[Stored items from a collection]
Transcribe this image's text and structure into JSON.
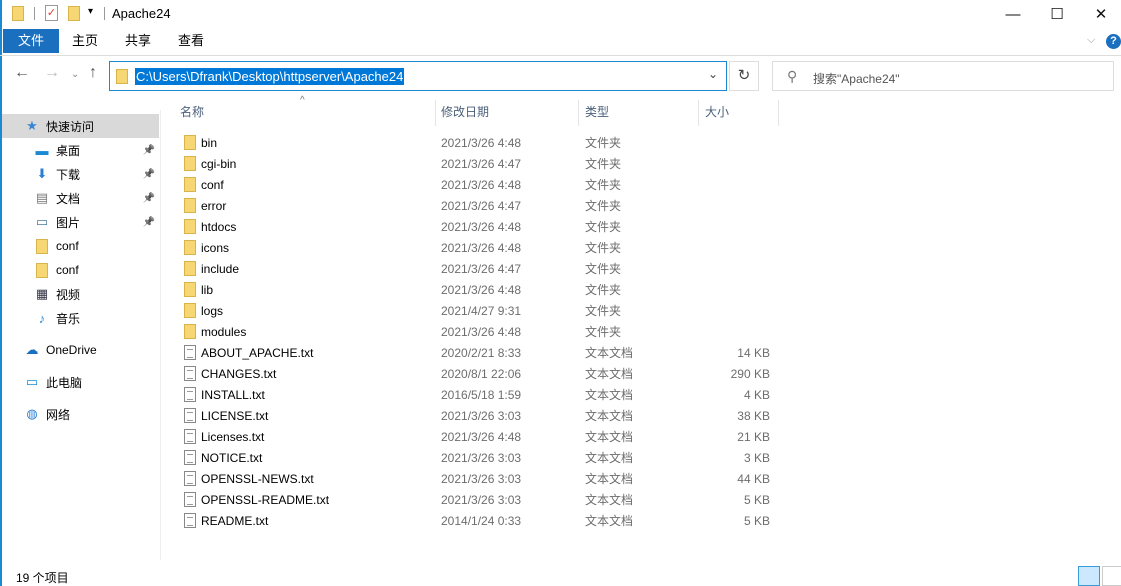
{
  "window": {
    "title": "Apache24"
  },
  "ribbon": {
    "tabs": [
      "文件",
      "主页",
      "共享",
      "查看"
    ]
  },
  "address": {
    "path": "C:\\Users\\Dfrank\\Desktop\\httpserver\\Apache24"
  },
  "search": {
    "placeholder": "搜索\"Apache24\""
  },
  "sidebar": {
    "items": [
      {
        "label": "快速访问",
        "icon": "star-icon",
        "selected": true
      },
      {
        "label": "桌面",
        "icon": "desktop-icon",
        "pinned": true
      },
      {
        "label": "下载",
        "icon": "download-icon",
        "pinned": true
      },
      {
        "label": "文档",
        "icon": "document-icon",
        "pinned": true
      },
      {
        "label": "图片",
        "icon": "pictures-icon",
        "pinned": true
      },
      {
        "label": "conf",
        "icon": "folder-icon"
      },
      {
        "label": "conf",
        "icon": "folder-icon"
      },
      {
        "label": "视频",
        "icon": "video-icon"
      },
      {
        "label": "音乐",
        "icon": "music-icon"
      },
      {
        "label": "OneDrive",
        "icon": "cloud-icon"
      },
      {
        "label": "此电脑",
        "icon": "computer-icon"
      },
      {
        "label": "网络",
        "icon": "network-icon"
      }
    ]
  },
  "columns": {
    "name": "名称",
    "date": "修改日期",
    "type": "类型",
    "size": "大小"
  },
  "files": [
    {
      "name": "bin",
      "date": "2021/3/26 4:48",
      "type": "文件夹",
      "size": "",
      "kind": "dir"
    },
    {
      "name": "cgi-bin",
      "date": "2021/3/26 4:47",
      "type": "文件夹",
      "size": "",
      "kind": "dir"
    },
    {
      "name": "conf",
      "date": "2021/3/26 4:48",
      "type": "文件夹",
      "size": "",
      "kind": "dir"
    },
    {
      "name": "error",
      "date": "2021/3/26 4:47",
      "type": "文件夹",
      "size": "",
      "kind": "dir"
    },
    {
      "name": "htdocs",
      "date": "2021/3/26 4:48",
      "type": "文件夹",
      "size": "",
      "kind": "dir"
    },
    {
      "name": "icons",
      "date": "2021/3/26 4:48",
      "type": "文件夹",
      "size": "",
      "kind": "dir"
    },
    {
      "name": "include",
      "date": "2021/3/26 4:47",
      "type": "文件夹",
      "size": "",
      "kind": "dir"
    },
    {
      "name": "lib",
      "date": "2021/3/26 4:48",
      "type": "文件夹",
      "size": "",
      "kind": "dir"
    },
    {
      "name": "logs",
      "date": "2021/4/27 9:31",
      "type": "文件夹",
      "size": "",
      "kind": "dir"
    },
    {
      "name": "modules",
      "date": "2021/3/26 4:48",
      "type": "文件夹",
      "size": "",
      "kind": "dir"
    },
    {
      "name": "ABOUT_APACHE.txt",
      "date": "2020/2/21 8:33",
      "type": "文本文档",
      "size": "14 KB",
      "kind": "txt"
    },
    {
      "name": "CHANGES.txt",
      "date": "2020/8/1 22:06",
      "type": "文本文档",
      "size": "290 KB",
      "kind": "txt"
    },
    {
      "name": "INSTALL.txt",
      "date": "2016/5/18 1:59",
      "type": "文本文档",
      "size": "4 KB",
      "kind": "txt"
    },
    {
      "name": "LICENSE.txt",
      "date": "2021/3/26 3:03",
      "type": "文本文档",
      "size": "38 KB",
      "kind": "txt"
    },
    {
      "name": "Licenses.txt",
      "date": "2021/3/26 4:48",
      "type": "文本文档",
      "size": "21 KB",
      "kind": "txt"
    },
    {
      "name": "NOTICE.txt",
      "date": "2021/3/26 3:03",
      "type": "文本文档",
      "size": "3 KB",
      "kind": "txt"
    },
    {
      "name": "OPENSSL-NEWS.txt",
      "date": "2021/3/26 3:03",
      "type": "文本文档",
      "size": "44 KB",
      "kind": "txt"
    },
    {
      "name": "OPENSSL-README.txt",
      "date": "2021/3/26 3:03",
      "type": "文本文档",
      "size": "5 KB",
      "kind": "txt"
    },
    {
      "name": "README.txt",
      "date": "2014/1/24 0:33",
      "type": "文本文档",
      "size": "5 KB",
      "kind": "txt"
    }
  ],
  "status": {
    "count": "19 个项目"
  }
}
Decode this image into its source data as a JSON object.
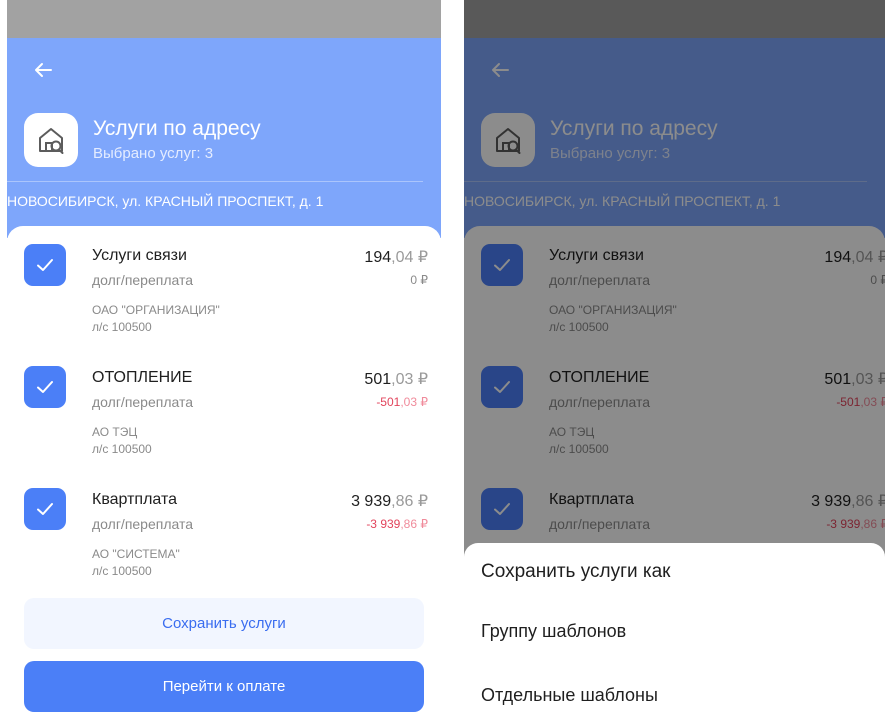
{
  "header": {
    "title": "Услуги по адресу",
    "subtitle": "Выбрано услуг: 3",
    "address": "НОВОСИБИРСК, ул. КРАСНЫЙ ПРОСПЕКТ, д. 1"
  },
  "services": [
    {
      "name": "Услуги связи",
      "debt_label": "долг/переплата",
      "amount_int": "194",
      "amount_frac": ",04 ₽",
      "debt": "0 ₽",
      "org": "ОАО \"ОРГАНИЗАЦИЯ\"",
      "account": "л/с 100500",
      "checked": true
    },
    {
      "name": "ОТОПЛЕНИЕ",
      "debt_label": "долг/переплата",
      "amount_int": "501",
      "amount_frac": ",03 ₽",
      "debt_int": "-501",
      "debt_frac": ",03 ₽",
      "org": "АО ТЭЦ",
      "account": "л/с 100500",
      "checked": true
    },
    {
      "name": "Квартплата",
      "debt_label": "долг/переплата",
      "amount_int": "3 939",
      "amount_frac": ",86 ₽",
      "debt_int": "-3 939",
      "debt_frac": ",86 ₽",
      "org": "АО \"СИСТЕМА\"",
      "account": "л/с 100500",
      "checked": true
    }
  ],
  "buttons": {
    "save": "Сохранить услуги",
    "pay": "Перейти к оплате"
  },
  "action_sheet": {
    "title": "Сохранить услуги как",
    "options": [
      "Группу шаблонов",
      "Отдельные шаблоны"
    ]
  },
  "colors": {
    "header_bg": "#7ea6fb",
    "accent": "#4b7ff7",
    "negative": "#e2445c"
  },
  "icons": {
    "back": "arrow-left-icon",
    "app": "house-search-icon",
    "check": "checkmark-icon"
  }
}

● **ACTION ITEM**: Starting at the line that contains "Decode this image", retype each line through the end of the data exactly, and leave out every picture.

● **ANSWER BOX**:
Decode this image into its source data as a JSON object.
{
  "header": {
    "title": "Услуги по адресу",
    "subtitle": "Выбрано услуг: 3",
    "address": "НОВОСИБИРСК, ул. КРАСНЫЙ ПРОСПЕКТ, д. 1"
  },
  "services": [
    {
      "name": "Услуги связи",
      "debt_label": "долг/переплата",
      "amount_int": "194",
      "amount_frac": ",04 ₽",
      "debt": "0 ₽",
      "org": "ОАО \"ОРГАНИЗАЦИЯ\"",
      "account": "л/с 100500",
      "checked": true
    },
    {
      "name": "ОТОПЛЕНИЕ",
      "debt_label": "долг/переплата",
      "amount_int": "501",
      "amount_frac": ",03 ₽",
      "debt_int": "-501",
      "debt_frac": ",03 ₽",
      "org": "АО ТЭЦ",
      "account": "л/с 100500",
      "checked": true
    },
    {
      "name": "Квартплата",
      "debt_label": "долг/переплата",
      "amount_int": "3 939",
      "amount_frac": ",86 ₽",
      "debt_int": "-3 939",
      "debt_frac": ",86 ₽",
      "org": "АО \"СИСТЕМА\"",
      "account": "л/с 100500",
      "checked": true
    }
  ],
  "buttons": {
    "save": "Сохранить услуги",
    "pay": "Перейти к оплате"
  },
  "action_sheet": {
    "title": "Сохранить услуги как",
    "options": [
      "Группу шаблонов",
      "Отдельные шаблоны"
    ]
  },
  "colors": {
    "header_bg": "#7ea6fb",
    "accent": "#4b7ff7",
    "negative": "#e2445c"
  },
  "icons": {
    "back": "arrow-left-icon",
    "app": "house-search-icon",
    "check": "checkmark-icon"
  }
}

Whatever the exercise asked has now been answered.